(ACTIVITY): For the records below, tally the lines that include the word "JSON" and report the number alone.

(Records drawn from a dataset)
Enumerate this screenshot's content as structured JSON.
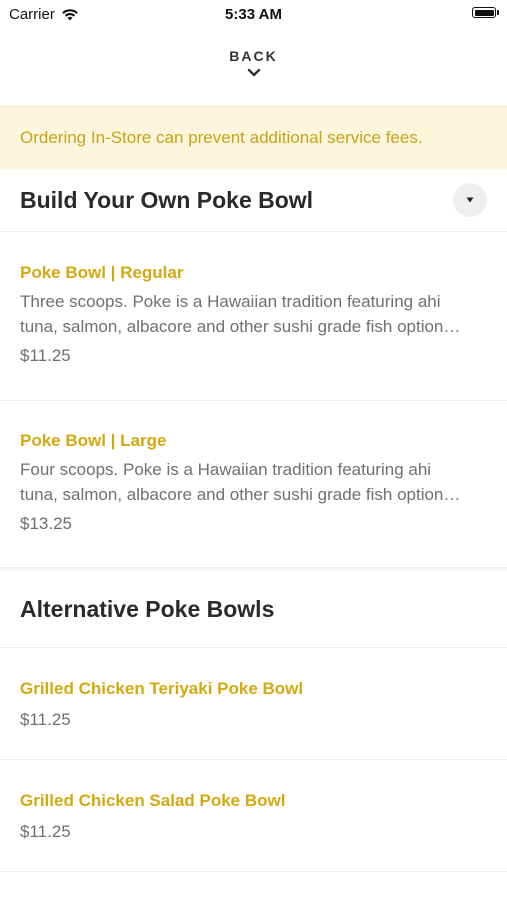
{
  "status_bar": {
    "carrier": "Carrier",
    "time": "5:33 AM"
  },
  "nav": {
    "back_label": "BACK"
  },
  "banner": {
    "text": "Ordering In-Store can prevent additional service fees."
  },
  "sections": [
    {
      "title": "Build Your Own Poke Bowl",
      "items": [
        {
          "name": "Poke Bowl | Regular",
          "description_line1": "Three scoops. Poke is a Hawaiian tradition featuring ahi",
          "description_line2": "tuna, salmon, albacore and other sushi grade fish option…",
          "price": "$11.25"
        },
        {
          "name": "Poke Bowl | Large",
          "description_line1": "Four scoops. Poke is a Hawaiian tradition featuring ahi",
          "description_line2": "tuna, salmon, albacore and other sushi grade fish option…",
          "price": "$13.25"
        }
      ]
    },
    {
      "title": "Alternative Poke Bowls",
      "items": [
        {
          "name": "Grilled Chicken Teriyaki Poke Bowl",
          "price": "$11.25"
        },
        {
          "name": "Grilled Chicken Salad Poke Bowl",
          "price": "$11.25"
        }
      ]
    }
  ],
  "colors": {
    "accent": "#d4a90f",
    "banner_bg": "#fbf6dc",
    "banner_text": "#c9a21a"
  },
  "icons": {
    "wifi": "wifi-icon",
    "battery": "battery-icon",
    "back": "chevron-down-icon",
    "collapse": "caret-down-icon"
  }
}
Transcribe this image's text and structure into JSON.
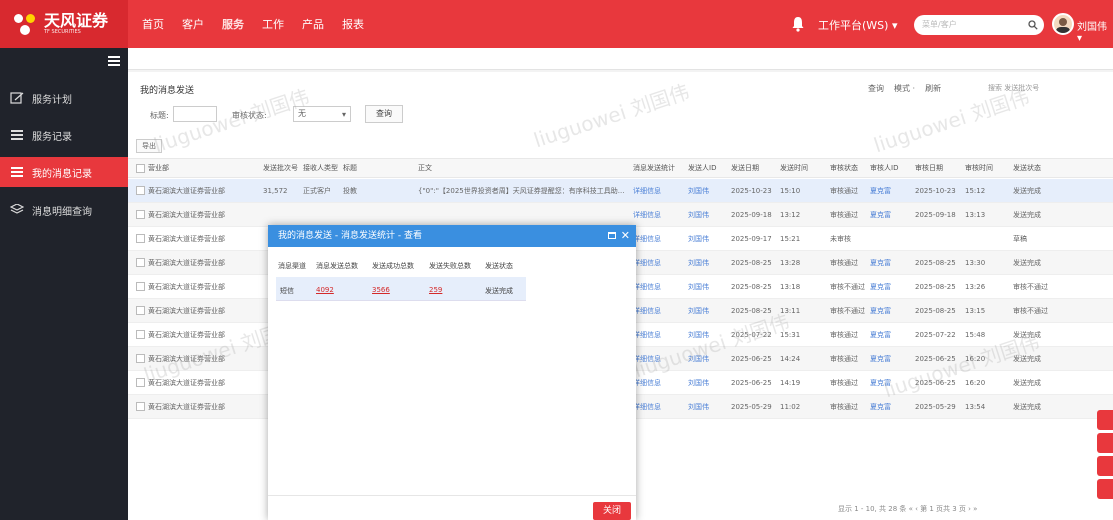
{
  "header": {
    "brand": "天风证券",
    "brand_sub": "TF SECURITIES",
    "nav": [
      "首页",
      "客户",
      "服务",
      "工作",
      "产品",
      "报表"
    ],
    "active_nav": "服务",
    "workbench": "工作平台(WS) ▾",
    "search_placeholder": "菜单/客户",
    "username": "刘国伟 ▾"
  },
  "sidebar": {
    "items": [
      "服务计划",
      "服务记录",
      "我的消息记录",
      "消息明细查询"
    ],
    "active": "我的消息记录"
  },
  "panel": {
    "title": "我的消息发送",
    "tools": [
      "查询",
      "模式 ·",
      "刷新"
    ],
    "search_hint": "搜索 发送批次号",
    "filter_title_label": "标题:",
    "filter_status_label": "审核状态:",
    "filter_status_value": "无",
    "query_button": "查询",
    "export_button": "导出"
  },
  "table": {
    "headers": [
      "营业部",
      "发送批次号",
      "接收人类型",
      "标题",
      "正文",
      "消息发送统计",
      "发送人ID",
      "发送日期",
      "发送时间",
      "审核状态",
      "审核人ID",
      "审核日期",
      "审核时间",
      "发送状态"
    ],
    "rows": [
      {
        "dept": "黄石湖滨大道证券营业部",
        "batch": "31,572",
        "recv": "正式客户",
        "title": "投教",
        "body": "{\"0\":\"【2025世界投资者周】天风证券提醒您：有序科技工具助...",
        "stat": "详细信息",
        "sender": "刘国伟",
        "date": "2025-10-23",
        "time": "15:10",
        "audit": "审核通过",
        "auditor": "夏克富",
        "adate": "2025-10-23",
        "atime": "15:12",
        "status": "发送完成"
      },
      {
        "dept": "黄石湖滨大道证券营业部",
        "batch": "",
        "recv": "",
        "title": "",
        "body": "",
        "stat": "详细信息",
        "sender": "刘国伟",
        "date": "2025-09-18",
        "time": "13:12",
        "audit": "审核通过",
        "auditor": "夏克富",
        "adate": "2025-09-18",
        "atime": "13:13",
        "status": "发送完成"
      },
      {
        "dept": "黄石湖滨大道证券营业部",
        "batch": "",
        "recv": "",
        "title": "",
        "body": "",
        "stat": "详细信息",
        "sender": "刘国伟",
        "date": "2025-09-17",
        "time": "15:21",
        "audit": "未审核",
        "auditor": "",
        "adate": "",
        "atime": "",
        "status": "草稿"
      },
      {
        "dept": "黄石湖滨大道证券营业部",
        "batch": "",
        "recv": "",
        "title": "",
        "body": "",
        "stat": "详细信息",
        "sender": "刘国伟",
        "date": "2025-08-25",
        "time": "13:28",
        "audit": "审核通过",
        "auditor": "夏克富",
        "adate": "2025-08-25",
        "atime": "13:30",
        "status": "发送完成"
      },
      {
        "dept": "黄石湖滨大道证券营业部",
        "batch": "",
        "recv": "",
        "title": "",
        "body": "",
        "stat": "详细信息",
        "sender": "刘国伟",
        "date": "2025-08-25",
        "time": "13:18",
        "audit": "审核不通过",
        "auditor": "夏克富",
        "adate": "2025-08-25",
        "atime": "13:26",
        "status": "审核不通过"
      },
      {
        "dept": "黄石湖滨大道证券营业部",
        "batch": "",
        "recv": "",
        "title": "",
        "body": "",
        "stat": "详细信息",
        "sender": "刘国伟",
        "date": "2025-08-25",
        "time": "13:11",
        "audit": "审核不通过",
        "auditor": "夏克富",
        "adate": "2025-08-25",
        "atime": "13:15",
        "status": "审核不通过"
      },
      {
        "dept": "黄石湖滨大道证券营业部",
        "batch": "",
        "recv": "",
        "title": "",
        "body": "",
        "stat": "详细信息",
        "sender": "刘国伟",
        "date": "2025-07-22",
        "time": "15:31",
        "audit": "审核通过",
        "auditor": "夏克富",
        "adate": "2025-07-22",
        "atime": "15:48",
        "status": "发送完成"
      },
      {
        "dept": "黄石湖滨大道证券营业部",
        "batch": "",
        "recv": "",
        "title": "",
        "body": "",
        "stat": "详细信息",
        "sender": "刘国伟",
        "date": "2025-06-25",
        "time": "14:24",
        "audit": "审核通过",
        "auditor": "夏克富",
        "adate": "2025-06-25",
        "atime": "16:20",
        "status": "发送完成"
      },
      {
        "dept": "黄石湖滨大道证券营业部",
        "batch": "",
        "recv": "",
        "title": "",
        "body": "",
        "stat": "详细信息",
        "sender": "刘国伟",
        "date": "2025-06-25",
        "time": "14:19",
        "audit": "审核通过",
        "auditor": "夏克富",
        "adate": "2025-06-25",
        "atime": "16:20",
        "status": "发送完成"
      },
      {
        "dept": "黄石湖滨大道证券营业部",
        "batch": "",
        "recv": "",
        "title": "",
        "body": "",
        "stat": "详细信息",
        "sender": "刘国伟",
        "date": "2025-05-29",
        "time": "11:02",
        "audit": "审核通过",
        "auditor": "夏克富",
        "adate": "2025-05-29",
        "atime": "13:54",
        "status": "发送完成"
      }
    ]
  },
  "pager": "显示 1 - 10, 共 28 条  «  ‹  第  1 页共 3 页  ›  »",
  "modal": {
    "title": "我的消息发送 - 消息发送统计 - 查看",
    "headers": [
      "消息渠道",
      "消息发送总数",
      "发送成功总数",
      "发送失败总数",
      "发送状态"
    ],
    "row": {
      "channel": "短信",
      "total": "4092",
      "success": "3566",
      "fail": "259",
      "status": "发送完成"
    },
    "close_button": "关闭"
  },
  "watermark": "liuguowei 刘国伟",
  "colors": {
    "brand_red": "#e8383d",
    "sidebar": "#20232b",
    "modal_blue": "#3a8fe0"
  }
}
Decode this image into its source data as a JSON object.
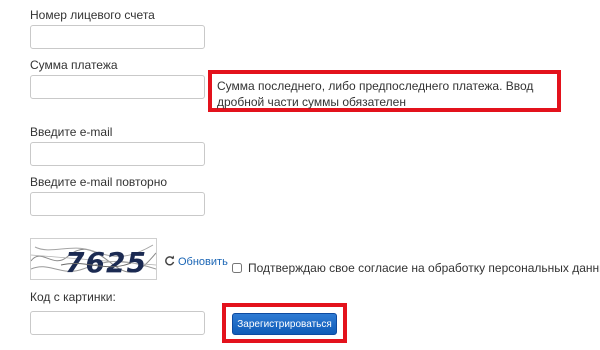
{
  "form": {
    "account_label": "Номер лицевого счета",
    "account_value": "",
    "amount_label": "Сумма платежа",
    "amount_value": "",
    "amount_hint": "Сумма последнего, либо предпоследнего платежа. Ввод дробной части суммы обязателен",
    "email_label": "Введите e-mail",
    "email_value": "",
    "email_repeat_label": "Введите e-mail повторно",
    "email_repeat_value": "",
    "captcha_text": "7625",
    "refresh_icon": "refresh-icon",
    "refresh_label": "Обновить",
    "consent_label": "Подтверждаю свое согласие на обработку персональных данных",
    "consent_checked": false,
    "captcha_code_label": "Код с картинки:",
    "captcha_code_value": "",
    "submit_label": "Зарегистрироваться"
  },
  "colors": {
    "highlight": "#e3121c",
    "button": "#1a65c4",
    "link": "#1a65b5"
  }
}
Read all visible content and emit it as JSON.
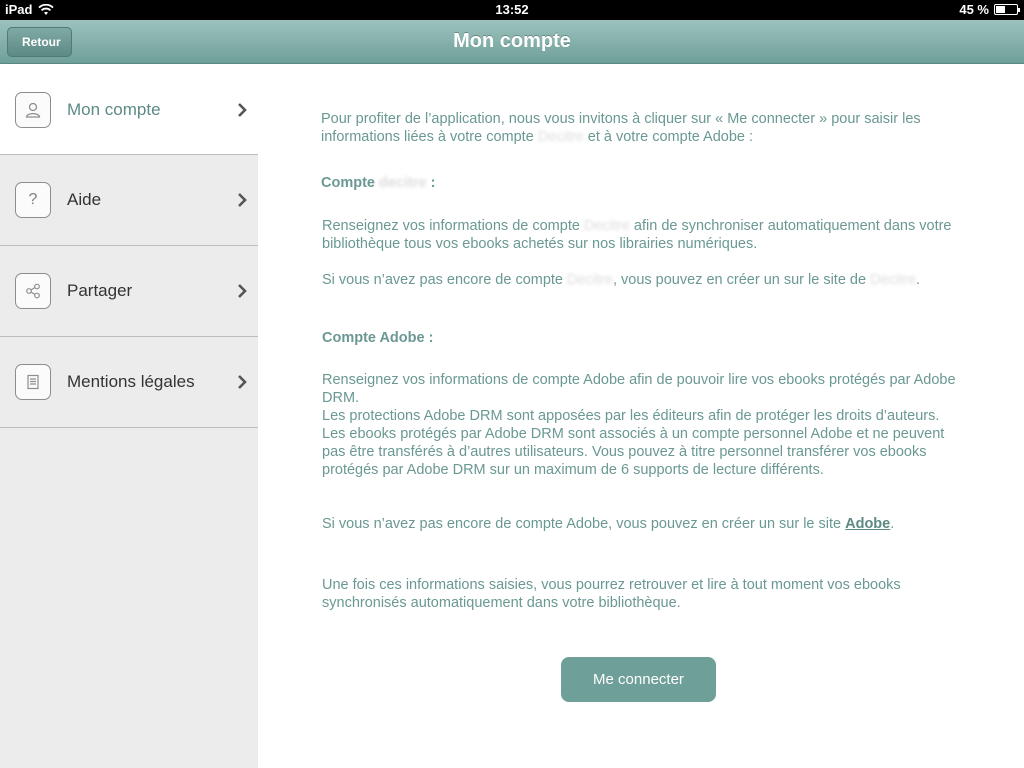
{
  "status": {
    "device": "iPad",
    "time": "13:52",
    "battery": "45 %",
    "battery_level": 0.45
  },
  "nav": {
    "title": "Mon compte",
    "back_label": "Retour"
  },
  "sidebar": {
    "items": [
      {
        "label": "Mon compte",
        "icon": "user-icon"
      },
      {
        "label": "Aide",
        "icon": "question-icon"
      },
      {
        "label": "Partager",
        "icon": "share-icon"
      },
      {
        "label": "Mentions légales",
        "icon": "document-icon"
      }
    ]
  },
  "content": {
    "intro_a": "Pour profiter de l’application, nous vous invitons à cliquer sur « Me connecter » pour saisir les informations liées à votre compte",
    "intro_blur": "Decitre",
    "intro_b": "et à votre compte Adobe :",
    "section1_title_a": "Compte",
    "section1_title_blur": "decitre",
    "section1_title_b": ":",
    "s1p1_a": "Renseignez vos informations de compte",
    "s1p1_blur": "Decitre",
    "s1p1_b": "afin de synchroniser automatiquement dans votre bibliothèque tous vos ebooks achetés sur nos librairies numériques.",
    "s1p2_a": "Si vous n’avez pas encore de compte",
    "s1p2_blur1": "Decitre",
    "s1p2_b": ", vous pouvez en créer un sur le site de",
    "s1p2_blur2": "Decitre",
    "s1p2_c": ".",
    "section2_title": "Compte Adobe :",
    "s2p1": "Renseignez vos informations de compte Adobe afin de pouvoir lire vos ebooks protégés par Adobe DRM.",
    "s2p2": "Les protections Adobe DRM sont apposées par les éditeurs afin de protéger les droits d’auteurs. Les ebooks protégés par Adobe DRM sont associés à un compte personnel Adobe et ne peuvent pas être transférés à d’autres utilisateurs. Vous pouvez à titre personnel transférer vos ebooks protégés par Adobe DRM sur un maximum de 6 supports de lecture différents.",
    "s2p3_a": "Si vous n’avez pas encore de compte Adobe, vous pouvez en créer un sur le site",
    "s2p3_link": "Adobe",
    "s2p3_b": ".",
    "outro": "Une fois ces informations saisies, vous pourrez retrouver et lire à tout moment vos ebooks synchronisés automatiquement dans votre bibliothèque.",
    "connect_label": "Me connecter"
  },
  "colors": {
    "accent": "#6f9f99",
    "text": "#6a9893",
    "sidebar_bg": "#ececec"
  }
}
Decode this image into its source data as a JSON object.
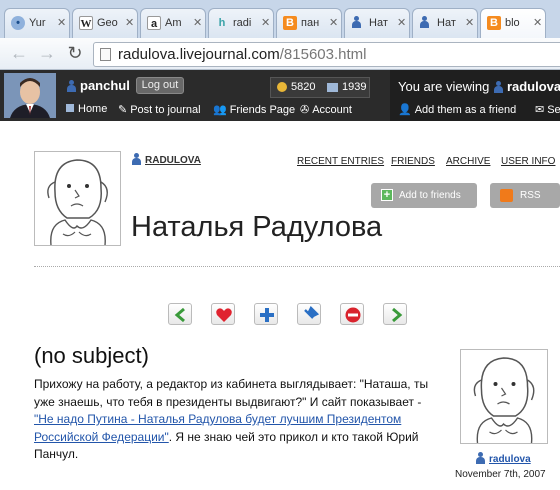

(OUTPUT FOR THIS EXERCISE): 5